* **Data shown**:
★ ★ ★ ★ ★ ★ ★
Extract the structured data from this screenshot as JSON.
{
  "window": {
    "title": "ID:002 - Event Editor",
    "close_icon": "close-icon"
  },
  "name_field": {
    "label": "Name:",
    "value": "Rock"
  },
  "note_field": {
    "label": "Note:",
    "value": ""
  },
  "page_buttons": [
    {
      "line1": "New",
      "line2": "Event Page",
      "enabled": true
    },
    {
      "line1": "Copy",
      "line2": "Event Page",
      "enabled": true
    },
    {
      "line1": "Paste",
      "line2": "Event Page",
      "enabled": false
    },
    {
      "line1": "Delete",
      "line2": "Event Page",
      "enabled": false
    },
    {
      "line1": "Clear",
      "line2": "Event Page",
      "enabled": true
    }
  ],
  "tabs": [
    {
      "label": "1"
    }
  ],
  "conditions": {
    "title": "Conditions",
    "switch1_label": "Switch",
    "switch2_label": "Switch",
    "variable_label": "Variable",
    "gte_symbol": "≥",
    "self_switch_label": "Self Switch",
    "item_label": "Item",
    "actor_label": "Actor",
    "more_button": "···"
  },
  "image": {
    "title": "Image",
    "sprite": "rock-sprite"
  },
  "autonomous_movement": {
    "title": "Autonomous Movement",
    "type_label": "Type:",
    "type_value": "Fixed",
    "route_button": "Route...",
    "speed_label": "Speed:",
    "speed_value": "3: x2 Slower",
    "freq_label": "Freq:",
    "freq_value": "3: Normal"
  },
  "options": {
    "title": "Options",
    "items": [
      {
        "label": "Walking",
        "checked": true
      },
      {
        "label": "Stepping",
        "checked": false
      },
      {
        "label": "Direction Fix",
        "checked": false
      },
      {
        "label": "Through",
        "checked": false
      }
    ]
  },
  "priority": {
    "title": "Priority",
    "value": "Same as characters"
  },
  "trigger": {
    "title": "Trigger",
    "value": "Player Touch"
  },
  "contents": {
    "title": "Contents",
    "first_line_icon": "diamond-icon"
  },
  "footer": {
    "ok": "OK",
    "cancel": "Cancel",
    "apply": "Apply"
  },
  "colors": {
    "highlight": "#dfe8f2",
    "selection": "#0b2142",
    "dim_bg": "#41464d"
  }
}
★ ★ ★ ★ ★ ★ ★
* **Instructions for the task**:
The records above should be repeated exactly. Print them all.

* **Your response**:
Extract the structured data from this screenshot as JSON.
{
  "window": {
    "title": "ID:002 - Event Editor",
    "close_icon": "close-icon"
  },
  "name_field": {
    "label": "Name:",
    "value": "Rock"
  },
  "note_field": {
    "label": "Note:",
    "value": ""
  },
  "page_buttons": [
    {
      "line1": "New",
      "line2": "Event Page",
      "enabled": true
    },
    {
      "line1": "Copy",
      "line2": "Event Page",
      "enabled": true
    },
    {
      "line1": "Paste",
      "line2": "Event Page",
      "enabled": false
    },
    {
      "line1": "Delete",
      "line2": "Event Page",
      "enabled": false
    },
    {
      "line1": "Clear",
      "line2": "Event Page",
      "enabled": true
    }
  ],
  "tabs": [
    {
      "label": "1"
    }
  ],
  "conditions": {
    "title": "Conditions",
    "switch1_label": "Switch",
    "switch2_label": "Switch",
    "variable_label": "Variable",
    "gte_symbol": "≥",
    "self_switch_label": "Self Switch",
    "item_label": "Item",
    "actor_label": "Actor",
    "more_button": "···"
  },
  "image": {
    "title": "Image",
    "sprite": "rock-sprite"
  },
  "autonomous_movement": {
    "title": "Autonomous Movement",
    "type_label": "Type:",
    "type_value": "Fixed",
    "route_button": "Route...",
    "speed_label": "Speed:",
    "speed_value": "3: x2 Slower",
    "freq_label": "Freq:",
    "freq_value": "3: Normal"
  },
  "options": {
    "title": "Options",
    "items": [
      {
        "label": "Walking",
        "checked": true
      },
      {
        "label": "Stepping",
        "checked": false
      },
      {
        "label": "Direction Fix",
        "checked": false
      },
      {
        "label": "Through",
        "checked": false
      }
    ]
  },
  "priority": {
    "title": "Priority",
    "value": "Same as characters"
  },
  "trigger": {
    "title": "Trigger",
    "value": "Player Touch"
  },
  "contents": {
    "title": "Contents",
    "first_line_icon": "diamond-icon"
  },
  "footer": {
    "ok": "OK",
    "cancel": "Cancel",
    "apply": "Apply"
  },
  "colors": {
    "highlight": "#dfe8f2",
    "selection": "#0b2142",
    "dim_bg": "#41464d"
  }
}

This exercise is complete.